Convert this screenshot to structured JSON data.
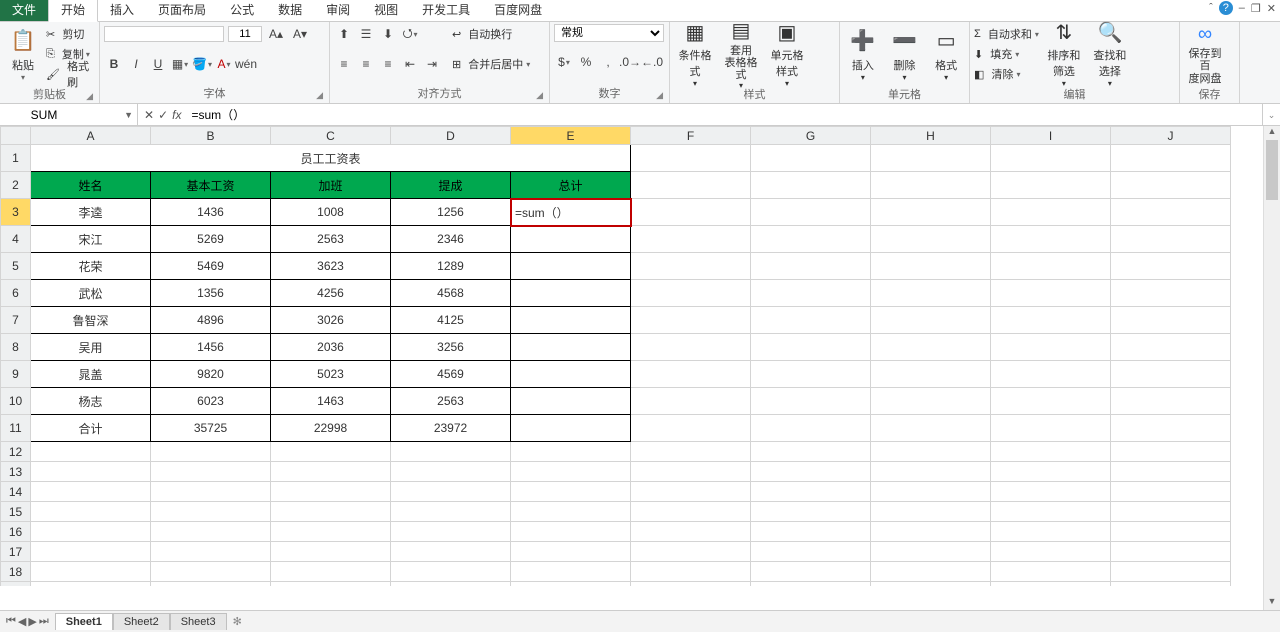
{
  "titlebar": {
    "help_icon": "?",
    "min": "–",
    "restore": "❐",
    "close": "✕",
    "up": "ˆ"
  },
  "tabs": {
    "file": "文件",
    "items": [
      "开始",
      "插入",
      "页面布局",
      "公式",
      "数据",
      "审阅",
      "视图",
      "开发工具",
      "百度网盘"
    ],
    "active": "开始"
  },
  "ribbon": {
    "clipboard": {
      "paste": "粘贴",
      "cut": "剪切",
      "copy": "复制",
      "format_painter": "格式刷",
      "label": "剪贴板"
    },
    "font": {
      "name": "",
      "size": "11",
      "bold": "B",
      "italic": "I",
      "underline": "U",
      "label": "字体"
    },
    "alignment": {
      "wrap": "自动换行",
      "merge": "合并后居中",
      "label": "对齐方式"
    },
    "number": {
      "format": "常规",
      "label": "数字"
    },
    "styles": {
      "cond": "条件格式",
      "table": "套用\n表格格式",
      "cell": "单元格样式",
      "label": "样式"
    },
    "cells": {
      "insert": "插入",
      "delete": "删除",
      "format": "格式",
      "label": "单元格"
    },
    "editing": {
      "autosum": "自动求和",
      "fill": "填充",
      "clear": "清除",
      "sort": "排序和筛选",
      "find": "查找和选择",
      "label": "编辑"
    },
    "save": {
      "btn": "保存到百\n度网盘",
      "label": "保存"
    }
  },
  "formula_bar": {
    "name": "SUM",
    "value": "=sum（）"
  },
  "columns": [
    "A",
    "B",
    "C",
    "D",
    "E",
    "F",
    "G",
    "H",
    "I",
    "J"
  ],
  "active_col": "E",
  "active_row": 3,
  "sheet": {
    "title": "员工工资表",
    "headers": [
      "姓名",
      "基本工资",
      "加班",
      "提成",
      "总计"
    ],
    "rows": [
      {
        "n": "李逵",
        "b": "1436",
        "o": "1008",
        "c": "1256"
      },
      {
        "n": "宋江",
        "b": "5269",
        "o": "2563",
        "c": "2346"
      },
      {
        "n": "花荣",
        "b": "5469",
        "o": "3623",
        "c": "1289"
      },
      {
        "n": "武松",
        "b": "1356",
        "o": "4256",
        "c": "4568"
      },
      {
        "n": "鲁智深",
        "b": "4896",
        "o": "3026",
        "c": "4125"
      },
      {
        "n": "吴用",
        "b": "1456",
        "o": "2036",
        "c": "3256"
      },
      {
        "n": "晁盖",
        "b": "9820",
        "o": "5023",
        "c": "4569"
      },
      {
        "n": "杨志",
        "b": "6023",
        "o": "1463",
        "c": "2563"
      }
    ],
    "total_row": {
      "n": "合计",
      "b": "35725",
      "o": "22998",
      "c": "23972"
    },
    "editing_value": "=sum（）"
  },
  "sheets": {
    "items": [
      "Sheet1",
      "Sheet2",
      "Sheet3"
    ],
    "active": "Sheet1"
  }
}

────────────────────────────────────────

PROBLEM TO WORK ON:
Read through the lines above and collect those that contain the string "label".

TASK RESPONSE:
      "label": "剪贴板"
      "label": "字体"
      "label": "对齐方式"
      "label": "数字"
      "label": "样式"
      "label": "单元格"
      "label": "编辑"
      "label": "保存"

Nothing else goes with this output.